--- TASK TO CARRY OUT ---
The response must be made up of the lines in the entries below that contain "DESI".

· · ·

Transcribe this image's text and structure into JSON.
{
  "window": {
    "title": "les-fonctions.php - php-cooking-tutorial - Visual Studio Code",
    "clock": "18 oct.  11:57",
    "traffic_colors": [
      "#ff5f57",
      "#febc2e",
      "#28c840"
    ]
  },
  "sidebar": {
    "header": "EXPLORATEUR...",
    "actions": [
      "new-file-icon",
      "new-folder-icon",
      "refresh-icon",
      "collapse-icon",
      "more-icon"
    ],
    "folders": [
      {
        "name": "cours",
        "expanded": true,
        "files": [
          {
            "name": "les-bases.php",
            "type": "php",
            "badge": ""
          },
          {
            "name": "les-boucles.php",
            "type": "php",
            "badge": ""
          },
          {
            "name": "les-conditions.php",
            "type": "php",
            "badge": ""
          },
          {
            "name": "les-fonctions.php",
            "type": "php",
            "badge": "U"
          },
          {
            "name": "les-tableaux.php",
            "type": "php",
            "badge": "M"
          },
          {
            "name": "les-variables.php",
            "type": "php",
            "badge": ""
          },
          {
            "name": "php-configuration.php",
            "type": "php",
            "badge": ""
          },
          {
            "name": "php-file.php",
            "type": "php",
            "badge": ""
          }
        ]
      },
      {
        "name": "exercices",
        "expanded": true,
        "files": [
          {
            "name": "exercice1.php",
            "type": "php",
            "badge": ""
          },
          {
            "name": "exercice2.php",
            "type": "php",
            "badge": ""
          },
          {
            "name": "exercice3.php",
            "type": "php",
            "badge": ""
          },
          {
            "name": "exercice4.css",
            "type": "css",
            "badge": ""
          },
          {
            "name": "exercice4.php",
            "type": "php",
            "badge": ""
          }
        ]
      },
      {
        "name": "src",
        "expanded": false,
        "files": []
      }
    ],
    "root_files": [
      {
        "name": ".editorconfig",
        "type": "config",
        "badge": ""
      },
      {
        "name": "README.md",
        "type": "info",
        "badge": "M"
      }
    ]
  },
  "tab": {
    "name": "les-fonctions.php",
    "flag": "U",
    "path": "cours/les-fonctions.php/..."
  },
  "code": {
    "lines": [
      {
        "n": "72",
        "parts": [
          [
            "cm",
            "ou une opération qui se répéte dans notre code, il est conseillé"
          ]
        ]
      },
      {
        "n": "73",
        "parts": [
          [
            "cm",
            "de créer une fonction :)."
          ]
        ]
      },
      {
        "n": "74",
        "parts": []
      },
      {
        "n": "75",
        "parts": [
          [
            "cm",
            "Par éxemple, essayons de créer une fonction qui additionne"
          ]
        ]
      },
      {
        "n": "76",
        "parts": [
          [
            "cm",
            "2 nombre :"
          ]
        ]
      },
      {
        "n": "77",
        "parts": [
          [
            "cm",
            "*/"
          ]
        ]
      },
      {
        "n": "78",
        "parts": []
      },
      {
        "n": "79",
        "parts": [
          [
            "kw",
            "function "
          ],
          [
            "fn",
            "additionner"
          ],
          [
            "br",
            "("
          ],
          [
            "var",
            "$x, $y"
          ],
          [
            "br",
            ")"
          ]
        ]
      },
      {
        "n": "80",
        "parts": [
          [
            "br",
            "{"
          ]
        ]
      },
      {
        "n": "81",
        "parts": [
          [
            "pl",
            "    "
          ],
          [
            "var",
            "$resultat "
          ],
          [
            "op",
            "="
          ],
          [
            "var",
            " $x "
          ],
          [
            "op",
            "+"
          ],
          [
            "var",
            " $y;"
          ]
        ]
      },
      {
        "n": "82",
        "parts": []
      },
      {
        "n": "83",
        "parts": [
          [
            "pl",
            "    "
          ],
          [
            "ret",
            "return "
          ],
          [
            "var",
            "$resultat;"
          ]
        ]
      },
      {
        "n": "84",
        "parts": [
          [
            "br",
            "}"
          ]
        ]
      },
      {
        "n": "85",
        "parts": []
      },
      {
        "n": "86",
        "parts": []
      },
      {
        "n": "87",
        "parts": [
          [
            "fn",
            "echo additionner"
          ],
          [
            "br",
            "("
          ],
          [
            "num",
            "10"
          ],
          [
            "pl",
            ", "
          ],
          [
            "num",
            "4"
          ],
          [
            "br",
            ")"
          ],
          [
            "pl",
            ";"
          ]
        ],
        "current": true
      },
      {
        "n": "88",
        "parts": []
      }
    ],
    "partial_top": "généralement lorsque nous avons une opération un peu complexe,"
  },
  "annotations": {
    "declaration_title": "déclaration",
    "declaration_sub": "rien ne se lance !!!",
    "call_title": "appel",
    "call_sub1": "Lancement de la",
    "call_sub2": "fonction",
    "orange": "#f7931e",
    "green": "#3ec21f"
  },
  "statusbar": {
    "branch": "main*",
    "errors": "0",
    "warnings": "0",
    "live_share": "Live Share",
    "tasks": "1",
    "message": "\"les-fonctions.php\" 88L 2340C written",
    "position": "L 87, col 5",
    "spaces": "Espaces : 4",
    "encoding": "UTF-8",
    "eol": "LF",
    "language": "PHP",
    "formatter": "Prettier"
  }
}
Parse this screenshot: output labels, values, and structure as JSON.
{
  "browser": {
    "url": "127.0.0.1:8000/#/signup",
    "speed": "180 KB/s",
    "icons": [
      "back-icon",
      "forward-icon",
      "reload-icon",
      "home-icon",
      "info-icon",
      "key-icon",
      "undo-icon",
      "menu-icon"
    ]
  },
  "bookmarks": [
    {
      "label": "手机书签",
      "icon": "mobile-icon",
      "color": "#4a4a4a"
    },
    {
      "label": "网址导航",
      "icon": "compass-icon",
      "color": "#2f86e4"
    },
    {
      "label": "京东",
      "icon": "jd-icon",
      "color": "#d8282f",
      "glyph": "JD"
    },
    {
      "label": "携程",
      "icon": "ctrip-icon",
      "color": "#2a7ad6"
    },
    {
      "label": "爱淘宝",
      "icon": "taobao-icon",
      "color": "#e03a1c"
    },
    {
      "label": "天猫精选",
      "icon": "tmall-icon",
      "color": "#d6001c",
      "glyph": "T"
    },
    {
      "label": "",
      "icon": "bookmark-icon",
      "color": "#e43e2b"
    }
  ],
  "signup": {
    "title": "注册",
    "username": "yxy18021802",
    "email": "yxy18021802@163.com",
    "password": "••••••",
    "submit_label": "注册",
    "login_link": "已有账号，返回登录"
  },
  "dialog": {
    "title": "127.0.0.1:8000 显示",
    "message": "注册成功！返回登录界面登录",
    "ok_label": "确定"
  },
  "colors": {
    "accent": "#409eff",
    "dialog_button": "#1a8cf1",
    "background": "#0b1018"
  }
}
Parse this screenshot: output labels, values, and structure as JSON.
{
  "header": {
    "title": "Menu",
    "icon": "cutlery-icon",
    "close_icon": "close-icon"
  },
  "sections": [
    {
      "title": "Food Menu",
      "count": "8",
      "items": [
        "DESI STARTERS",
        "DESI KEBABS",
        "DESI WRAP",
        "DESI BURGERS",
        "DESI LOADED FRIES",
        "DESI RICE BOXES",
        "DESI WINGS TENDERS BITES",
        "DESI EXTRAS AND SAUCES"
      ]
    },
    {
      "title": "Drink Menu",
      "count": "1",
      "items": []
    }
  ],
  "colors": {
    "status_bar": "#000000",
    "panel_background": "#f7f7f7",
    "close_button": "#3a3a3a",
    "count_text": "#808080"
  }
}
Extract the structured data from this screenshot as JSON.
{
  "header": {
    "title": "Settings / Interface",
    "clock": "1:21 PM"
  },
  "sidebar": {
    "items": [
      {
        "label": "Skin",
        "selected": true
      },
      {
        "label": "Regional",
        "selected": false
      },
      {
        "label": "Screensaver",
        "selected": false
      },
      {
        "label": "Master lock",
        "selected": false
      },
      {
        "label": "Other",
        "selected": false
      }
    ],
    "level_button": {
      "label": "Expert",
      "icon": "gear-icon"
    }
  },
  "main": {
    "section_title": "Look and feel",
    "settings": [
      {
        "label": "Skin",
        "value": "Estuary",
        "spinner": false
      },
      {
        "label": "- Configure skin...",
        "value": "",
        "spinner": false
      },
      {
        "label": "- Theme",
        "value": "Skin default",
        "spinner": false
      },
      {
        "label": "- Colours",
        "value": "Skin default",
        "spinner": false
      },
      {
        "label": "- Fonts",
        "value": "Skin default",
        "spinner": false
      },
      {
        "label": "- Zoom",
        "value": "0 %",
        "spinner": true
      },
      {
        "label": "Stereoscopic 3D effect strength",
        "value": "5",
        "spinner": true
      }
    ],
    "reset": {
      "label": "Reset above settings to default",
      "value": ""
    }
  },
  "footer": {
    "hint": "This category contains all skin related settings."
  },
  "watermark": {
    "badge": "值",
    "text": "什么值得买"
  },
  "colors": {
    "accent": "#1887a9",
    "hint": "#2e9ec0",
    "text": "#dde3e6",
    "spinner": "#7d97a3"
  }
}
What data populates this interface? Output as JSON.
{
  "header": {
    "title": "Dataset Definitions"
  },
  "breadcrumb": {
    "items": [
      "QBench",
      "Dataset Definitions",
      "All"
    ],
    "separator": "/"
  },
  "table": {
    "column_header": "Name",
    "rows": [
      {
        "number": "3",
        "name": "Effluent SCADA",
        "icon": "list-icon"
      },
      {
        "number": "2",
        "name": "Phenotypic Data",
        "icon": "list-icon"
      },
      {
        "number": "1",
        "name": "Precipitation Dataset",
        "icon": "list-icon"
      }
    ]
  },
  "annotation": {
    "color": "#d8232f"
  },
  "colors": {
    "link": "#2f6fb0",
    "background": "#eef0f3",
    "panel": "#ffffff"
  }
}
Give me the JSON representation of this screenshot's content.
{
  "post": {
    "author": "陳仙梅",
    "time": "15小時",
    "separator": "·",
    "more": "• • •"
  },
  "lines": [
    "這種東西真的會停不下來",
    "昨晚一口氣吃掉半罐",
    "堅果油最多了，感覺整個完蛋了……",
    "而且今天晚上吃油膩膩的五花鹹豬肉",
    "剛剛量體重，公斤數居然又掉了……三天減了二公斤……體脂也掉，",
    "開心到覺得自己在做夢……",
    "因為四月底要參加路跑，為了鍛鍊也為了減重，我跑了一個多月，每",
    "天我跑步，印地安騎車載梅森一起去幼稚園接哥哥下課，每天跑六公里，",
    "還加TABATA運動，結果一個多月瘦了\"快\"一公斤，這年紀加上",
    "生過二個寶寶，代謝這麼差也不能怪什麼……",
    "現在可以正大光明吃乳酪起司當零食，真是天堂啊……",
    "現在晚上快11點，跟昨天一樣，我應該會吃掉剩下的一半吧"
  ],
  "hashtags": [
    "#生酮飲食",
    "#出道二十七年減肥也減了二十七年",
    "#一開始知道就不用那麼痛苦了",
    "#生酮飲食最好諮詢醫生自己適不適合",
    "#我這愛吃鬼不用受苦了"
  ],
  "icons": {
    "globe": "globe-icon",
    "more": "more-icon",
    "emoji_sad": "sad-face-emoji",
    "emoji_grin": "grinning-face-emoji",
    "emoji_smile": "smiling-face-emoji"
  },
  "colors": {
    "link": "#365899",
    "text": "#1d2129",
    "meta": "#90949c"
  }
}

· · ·

--- SOLUTION BELOW ---
        "DESI STARTERS",
        "DESI KEBABS",
        "DESI WRAP",
        "DESI BURGERS",
        "DESI LOADED FRIES",
        "DESI RICE BOXES",
        "DESI WINGS TENDERS BITES",
        "DESI EXTRAS AND SAUCES"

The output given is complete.